Eye care for exams

ByMartha R. Camara

Apr 17, 2022

Board exams are coming up. Often, students become sluggish, tired and restless due to exam anxiety. Parents are equally worried during these months of the year. Too much to do in too little time pushes children to study longer. Long hours of study with prolonged near activity, insomnia, infrequent blinking and increased screen time cause fatigue, dryness and itching in the eyes, leading to discomfort, headache head, blurred vision and even migraines. These symptoms make them less effective during the crucial days of the study period. Study hours can be even longer for visually impaired children. Maintaining good eye health in students is a collective responsibility of students, parents, teachers, and physicians.

To prevent eye strain and increase efficiency during those demanding hours, the following safety measures can provide students with a healthier and more serene study experience.

Get a comprehensive eye exam

It is advisable to have your eyes checked by an ophthalmologist before the start of the study break to rule out any changes in the power of the glasses (for those who already wear glasses) and the possibility of developing ocular power. Wearing glasses with poor power will cause unnecessary eye strain.

Follow the 20-20-20 rule

It is advisable to take frequent breaks for the duration of the study to avoid unnecessary discomfort from prolonged close activity. Follow the 20-20-20 rule: every 20 minutes – look 20 feet away/out the window – for 20 seconds to shift the focus from near to far so that the eye muscles acting for close activity are sufficiently relaxed.

Frequent flashing

Remember to blink frequently, as there is often a tendency not to blink during extended study hours – this prevents dryness, itching and eye strain.

Maintain correct posture

Maintaining correct posture and reading distance prevents neck and back problems. Students should be encouraged to inculcate the habit of sitting up straight with a straight back and avoiding excessive neck flexion.

Limit the use of digital gadgets

Doctors advocate restricted use of digital gadgets whenever possible. In cases where this is unavoidable, use larger screens at eye level instead of cell phones and view from a distance of more than two feet. Use screen protectors such as anti-glare and anti-glare screens and adjust screen brightness to comfortable levels for viewing.

Do not sit directly in front
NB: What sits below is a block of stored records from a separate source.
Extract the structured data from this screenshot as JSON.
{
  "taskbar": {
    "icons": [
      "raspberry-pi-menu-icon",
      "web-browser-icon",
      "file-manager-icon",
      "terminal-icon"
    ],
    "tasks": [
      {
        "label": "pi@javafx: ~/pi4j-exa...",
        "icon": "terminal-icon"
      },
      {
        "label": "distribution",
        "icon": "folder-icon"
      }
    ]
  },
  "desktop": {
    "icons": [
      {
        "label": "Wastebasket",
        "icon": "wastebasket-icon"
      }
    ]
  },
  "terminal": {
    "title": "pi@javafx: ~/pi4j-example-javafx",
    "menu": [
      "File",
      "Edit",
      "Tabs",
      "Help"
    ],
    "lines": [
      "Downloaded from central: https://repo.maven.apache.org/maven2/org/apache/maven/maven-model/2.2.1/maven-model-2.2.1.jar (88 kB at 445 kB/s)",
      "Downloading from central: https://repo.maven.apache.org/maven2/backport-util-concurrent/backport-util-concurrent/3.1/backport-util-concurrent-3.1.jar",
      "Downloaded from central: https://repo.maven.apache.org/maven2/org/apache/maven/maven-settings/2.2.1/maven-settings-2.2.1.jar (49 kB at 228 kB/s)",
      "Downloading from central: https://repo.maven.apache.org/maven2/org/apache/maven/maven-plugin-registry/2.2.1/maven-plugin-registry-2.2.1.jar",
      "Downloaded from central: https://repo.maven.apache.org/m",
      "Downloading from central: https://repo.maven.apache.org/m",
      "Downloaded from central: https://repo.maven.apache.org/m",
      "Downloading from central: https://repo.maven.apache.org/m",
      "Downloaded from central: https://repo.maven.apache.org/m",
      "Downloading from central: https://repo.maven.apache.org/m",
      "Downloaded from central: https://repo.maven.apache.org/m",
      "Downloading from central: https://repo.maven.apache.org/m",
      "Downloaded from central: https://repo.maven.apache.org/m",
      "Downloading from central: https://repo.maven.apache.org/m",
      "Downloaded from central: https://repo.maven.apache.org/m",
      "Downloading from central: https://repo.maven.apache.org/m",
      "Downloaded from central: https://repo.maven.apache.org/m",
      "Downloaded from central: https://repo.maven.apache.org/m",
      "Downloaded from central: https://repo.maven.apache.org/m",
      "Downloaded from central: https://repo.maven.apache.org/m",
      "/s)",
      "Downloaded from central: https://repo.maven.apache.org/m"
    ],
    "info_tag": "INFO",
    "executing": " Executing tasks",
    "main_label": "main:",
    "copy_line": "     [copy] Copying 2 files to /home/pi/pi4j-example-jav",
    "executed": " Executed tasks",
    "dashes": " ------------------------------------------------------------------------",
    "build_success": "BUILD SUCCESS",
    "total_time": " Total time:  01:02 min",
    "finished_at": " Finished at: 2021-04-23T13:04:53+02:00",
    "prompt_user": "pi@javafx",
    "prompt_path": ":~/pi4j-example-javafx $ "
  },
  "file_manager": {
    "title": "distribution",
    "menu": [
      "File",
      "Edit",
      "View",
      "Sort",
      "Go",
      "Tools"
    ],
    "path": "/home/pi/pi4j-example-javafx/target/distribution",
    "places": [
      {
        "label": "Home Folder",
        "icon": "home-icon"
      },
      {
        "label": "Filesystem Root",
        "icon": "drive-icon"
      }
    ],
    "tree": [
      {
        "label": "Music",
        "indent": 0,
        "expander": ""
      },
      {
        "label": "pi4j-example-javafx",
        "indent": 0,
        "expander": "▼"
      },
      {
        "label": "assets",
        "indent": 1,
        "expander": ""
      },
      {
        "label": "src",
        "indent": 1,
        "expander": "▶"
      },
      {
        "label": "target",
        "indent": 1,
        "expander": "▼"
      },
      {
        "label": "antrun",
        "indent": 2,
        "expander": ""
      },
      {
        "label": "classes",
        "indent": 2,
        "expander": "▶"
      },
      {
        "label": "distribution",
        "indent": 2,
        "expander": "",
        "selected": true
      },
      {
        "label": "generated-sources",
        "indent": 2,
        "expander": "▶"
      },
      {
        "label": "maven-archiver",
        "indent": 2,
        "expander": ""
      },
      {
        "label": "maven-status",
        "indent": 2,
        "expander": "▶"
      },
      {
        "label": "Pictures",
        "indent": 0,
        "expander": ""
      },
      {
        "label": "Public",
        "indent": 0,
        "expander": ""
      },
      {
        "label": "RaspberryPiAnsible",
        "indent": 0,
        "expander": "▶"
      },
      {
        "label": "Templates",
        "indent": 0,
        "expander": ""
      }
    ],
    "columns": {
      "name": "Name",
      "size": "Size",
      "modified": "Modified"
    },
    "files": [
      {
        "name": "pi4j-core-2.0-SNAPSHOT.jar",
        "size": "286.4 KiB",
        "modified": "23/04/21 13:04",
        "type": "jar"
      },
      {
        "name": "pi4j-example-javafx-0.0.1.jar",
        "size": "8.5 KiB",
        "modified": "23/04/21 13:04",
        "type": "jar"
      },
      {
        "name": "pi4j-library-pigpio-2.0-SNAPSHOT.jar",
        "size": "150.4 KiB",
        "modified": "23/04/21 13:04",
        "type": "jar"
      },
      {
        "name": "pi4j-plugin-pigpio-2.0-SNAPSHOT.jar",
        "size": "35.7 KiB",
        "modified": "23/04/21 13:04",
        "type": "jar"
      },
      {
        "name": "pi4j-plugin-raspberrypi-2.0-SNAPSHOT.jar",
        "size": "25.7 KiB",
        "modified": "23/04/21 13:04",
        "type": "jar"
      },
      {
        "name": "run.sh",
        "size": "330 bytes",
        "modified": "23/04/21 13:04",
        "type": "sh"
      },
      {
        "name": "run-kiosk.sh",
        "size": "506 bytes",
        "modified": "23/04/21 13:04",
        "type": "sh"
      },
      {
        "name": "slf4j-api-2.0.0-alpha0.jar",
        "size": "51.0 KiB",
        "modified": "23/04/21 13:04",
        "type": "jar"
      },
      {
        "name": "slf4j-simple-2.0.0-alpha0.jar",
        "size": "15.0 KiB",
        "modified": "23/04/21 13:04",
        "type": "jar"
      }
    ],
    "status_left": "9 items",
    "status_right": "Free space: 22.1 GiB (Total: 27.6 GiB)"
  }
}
an air conditioner/chiller

or fan

Do not sit in front of an air conditioner or air cooler or fan to avoid drying out your eyes. Taking these steps can reduce dry eye symptoms. In an extreme situation, lubricating eye drops may be necessary.

Sit in a well-lit and ventilated room

Room lighting is also a crucial element. The study room for students should be pleasant, free from distractions and well lit with adequate ventilation. Excessive amounts of ambient light will cause unnecessary eye strain and damage the eyes. Lighting that is too bright causes glare, and lighting that is too dim requires more effort – exposure to natural daylight and ambient lighting (avoiding shadows) is recommended.

At least one hour of physical activity

Students should be encouraged to engage in at least one hour of physical activity or free time each day for their general well-being and relaxation.

Follow a healthy sleep pattern

Studying at night and using electronic gadgets lead to altered blood levels of melatonin, which is responsible for the circadian rhythm. Any deviation from the circadian rhythm leads to irregular sleep patterns and behavioral issues such as anxiety and stress. Students should be encouraged to sleep at least 6-8 hours a day.

Stay hydrated

On top of all that, the scorching summer leads to dehydration, restlessness, and even migraines. Above all, maintaining hydration and consuming a healthy diet are very critical.

(The author is a consultant ophthalmologist, Child Sight

Institute at LV Prasad Eye

institute in Hyderabad)